|The first excerpt represents the element of Air. It speaks of mental influences and the process of thought, and is drawn from Lay Morals by Robert Louis Stevenson:
office. No. XVII. beheld MR. TATLER'S humiliation, in which,
with fulsome apology and not very credible assurances of
respect and admiration, he disclaims the article in question,
and advertises a new issue of No. XVI. with all objectionable
matter omitted. This, with pleasing euphemism, he terms in a
later advertisement, 'a new and improved edition.' This was
the only remarkable adventure of MR. TATLER'S brief
existence; unless we consider as such a silly Chaldee
manuscript in imitation of BLACKWOOD, and a letter of reproof
from a divinity student on the impiety of the same dull
effusion. He laments the near approach of his end in
|The second excerpt represents the element of Fire. It speaks of emotional influences and base passions, and is drawn from The Water-Babies by Charles Kingsley:
them something to their advantage, like Mr. Joseph Ady: only
somehow they are so strangely afraid of hearing it. But, I suppose
I am not a man of the world, and have no tact."
"But why don't you turn round and tell them so?"
"Because I can't. You see, I am one of the sons of Epimetheus, and
must go backwards, if I am to go at all."
"But why don't you stop, and let them come up to you?"
"Why, my dear, only think. If I did, all the butterflies and
cockyolybirds would fly past me, and then I should catch no more
new species, and should grow rusty and mouldy, and die.

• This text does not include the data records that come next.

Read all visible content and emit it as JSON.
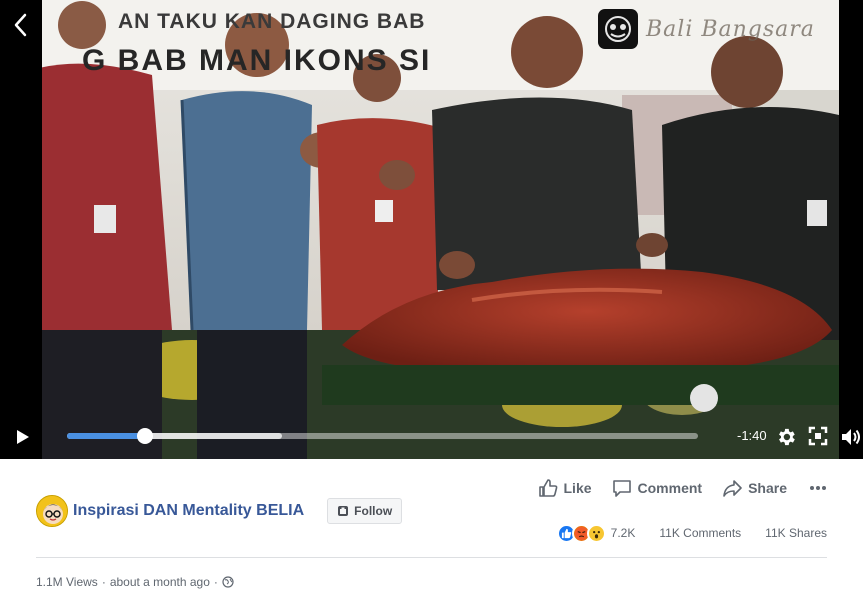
{
  "video": {
    "banner_line1": "AN TAKU  KAN DAGING BAB",
    "banner_line2": "G BAB  MAN  IKONS  SI",
    "watermark_text": "Bali Bangsara",
    "time_remaining": "-1:40",
    "progress_fraction": 0.123,
    "buffered_fraction": 0.34,
    "icons": {
      "back": "chevron-left-icon",
      "play": "play-icon",
      "settings": "gear-icon",
      "fullscreen": "fullscreen-icon",
      "volume": "volume-icon"
    }
  },
  "actions": {
    "like": "Like",
    "comment": "Comment",
    "share": "Share"
  },
  "page": {
    "name": "Inspirasi DAN Mentality BELIA",
    "follow_label": "Follow"
  },
  "stats": {
    "reactions_count": "7.2K",
    "comments": "11K Comments",
    "shares": "11K Shares",
    "reaction_types": [
      "like",
      "angry",
      "wow"
    ]
  },
  "meta": {
    "views": "1.1M Views",
    "separator": "·",
    "time": "about a month ago"
  },
  "colors": {
    "link": "#385898",
    "progress": "#4a90e2",
    "secondary_text": "#606770"
  }
}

And I
don't intend to do that, my dear; for I have a destiny before me,